Vision begins when light detecting photoreceptors in the outer retina sense and respond to visual input and relay this information to interneurons. Both the development of these connections and their long-term integrity must be precisely regulated in space and time to ensure visual information is correctly relayed. Understanding the mechanisms that coordinate these events is central to understanding the basis of many visual diseases. We have identified that the serine-threonine kinase LKB1 is differentially required for the emergence and long- term fidelity of the outer retina. Our preliminary evidence suggests that deletion of LKB1 during development inhibits outer retina synaptic formation, while deletion in adulthood causes premature synaptic decline. We are therefore extremely interested to understand how LKB1 orchestrates these distinct processes at both the cellular and molecular level. Our preliminary evidence suggests that the cells and signaling pathways that initiate and regulate these events are independent. Adults require LKB1 signaling in rods to ensure the organization of their synapses, while development of the outer retina requires LKB1 driven extension of cone axons. Moreover, LKB1 signals through district pathways to mediate these events: in adults LKB1 controls synaptic fidelity through the AMP activated kinase AMKP, while LKB1 functions independently of AMPK in development.
Our first Aim will determine the precise cellular requirement for LKB1 in the outer retina during development and adulthood using cell-specific knockout mice, live imaging, and single cell reconstruction. We will also interrogate the impact of outer retina defects on the molecular organization the synapses that reside there using 3D nanoscopic imaging techniques.
Our second aim will determine the mechanism by which LKB1 functions using genetic analyses of LKB1-kinase pathways and cell-specific transcriptional approaches. Finally, we will test whether manipulating AMPK or other targets can prevent or reverse visual decline. These studies will lead to the identification of novel molecular pathways for manipulating retina circuits that may ultimately be useful for repairing them.

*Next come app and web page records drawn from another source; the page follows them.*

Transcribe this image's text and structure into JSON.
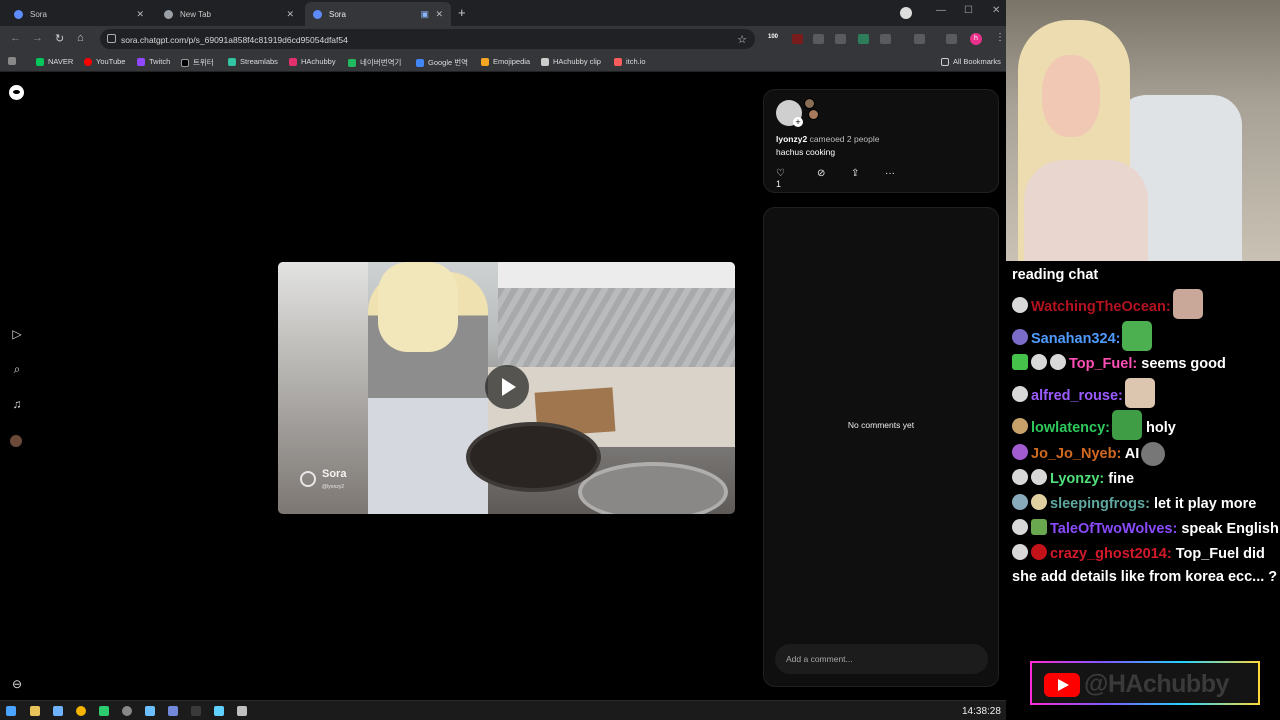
{
  "browser": {
    "tabs": [
      {
        "label": "Sora",
        "active": false
      },
      {
        "label": "New Tab",
        "active": false
      },
      {
        "label": "Sora",
        "active": true
      }
    ],
    "url": "sora.chatgpt.com/p/s_69091a858f4c81919d6cd95054dfaf54",
    "ext_badge": "100",
    "profile_initial": "h",
    "bookmarks": [
      "NAVER",
      "YouTube",
      "Twitch",
      "트위터",
      "Streamlabs",
      "HAchubby",
      "네이버번역기",
      "Google 번역",
      "Emojipedia",
      "HAchubby clip",
      "itch.io"
    ],
    "all_bookmarks": "All Bookmarks"
  },
  "sora": {
    "video": {
      "watermark": "Sora",
      "watermark_user": "@lyonzy2"
    },
    "post": {
      "username": "lyonzy2",
      "cameo_text": "cameoed 2 people",
      "caption": "hachus cooking",
      "likes": "1"
    },
    "comments": {
      "empty_text": "No comments yet",
      "placeholder": "Add a comment..."
    }
  },
  "taskbar": {
    "clock": "14:38:28"
  },
  "stream": {
    "chat_header": "reading chat",
    "messages": [
      {
        "user": "WatchingTheOcean",
        "color": "#b3121f",
        "text": ""
      },
      {
        "user": "Sanahan324",
        "color": "#4f9bff",
        "text": ""
      },
      {
        "user": "Top_Fuel",
        "color": "#ff4fb4",
        "text": "seems good"
      },
      {
        "user": "alfred_rouse",
        "color": "#9b5cff",
        "text": ""
      },
      {
        "user": "lowlatency",
        "color": "#2ec95c",
        "text": "holy"
      },
      {
        "user": "Jo_Jo_Nyeb",
        "color": "#d2691e",
        "text": "AI"
      },
      {
        "user": "Lyonzy",
        "color": "#4fe07a",
        "text": "fine"
      },
      {
        "user": "sleepingfrogs",
        "color": "#5fa8a0",
        "text": "let it play more"
      },
      {
        "user": "TaleOfTwoWolves",
        "color": "#8a4bff",
        "text": "speak English"
      },
      {
        "user": "crazy_ghost2014",
        "color": "#d3192a",
        "text": "Top_Fuel did she add details like from korea ecc... ?"
      }
    ],
    "youtube_handle": "@HAchubby"
  }
}
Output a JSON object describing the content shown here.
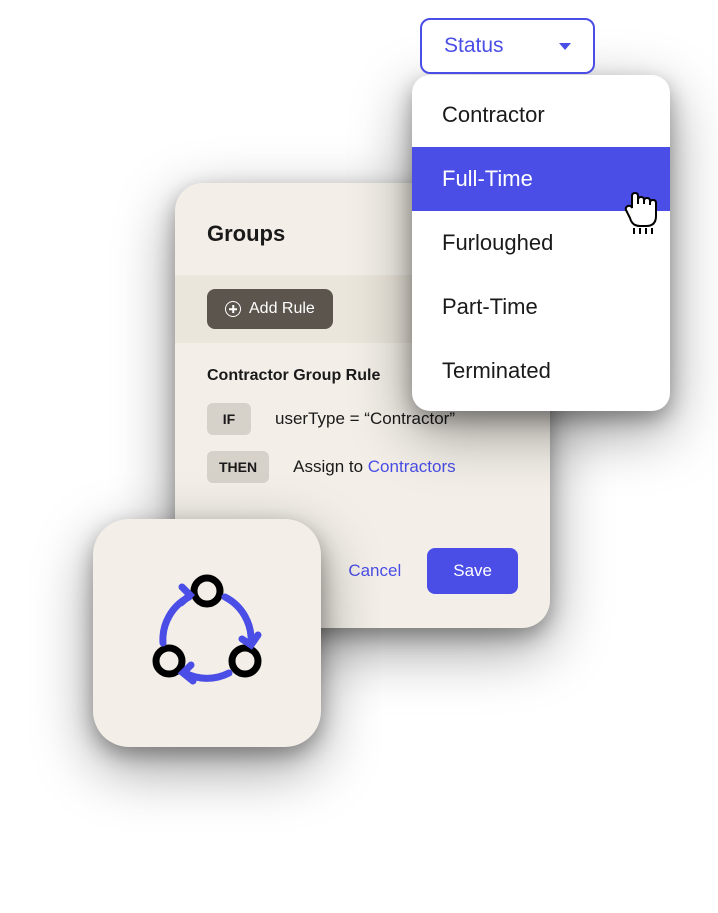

Defects in outer retina neurons are a significant cause of visual decline. We have identified a new gene, LKB1, that is differentially required in development and in adults for organizating neurons in the outer retina and ensuring that they connect properly. We believe that understanding the molecular underpinnings of visual circuit integrity in the outer retina will open new theraputic avenues for preventing or perhaps reversing vision loss.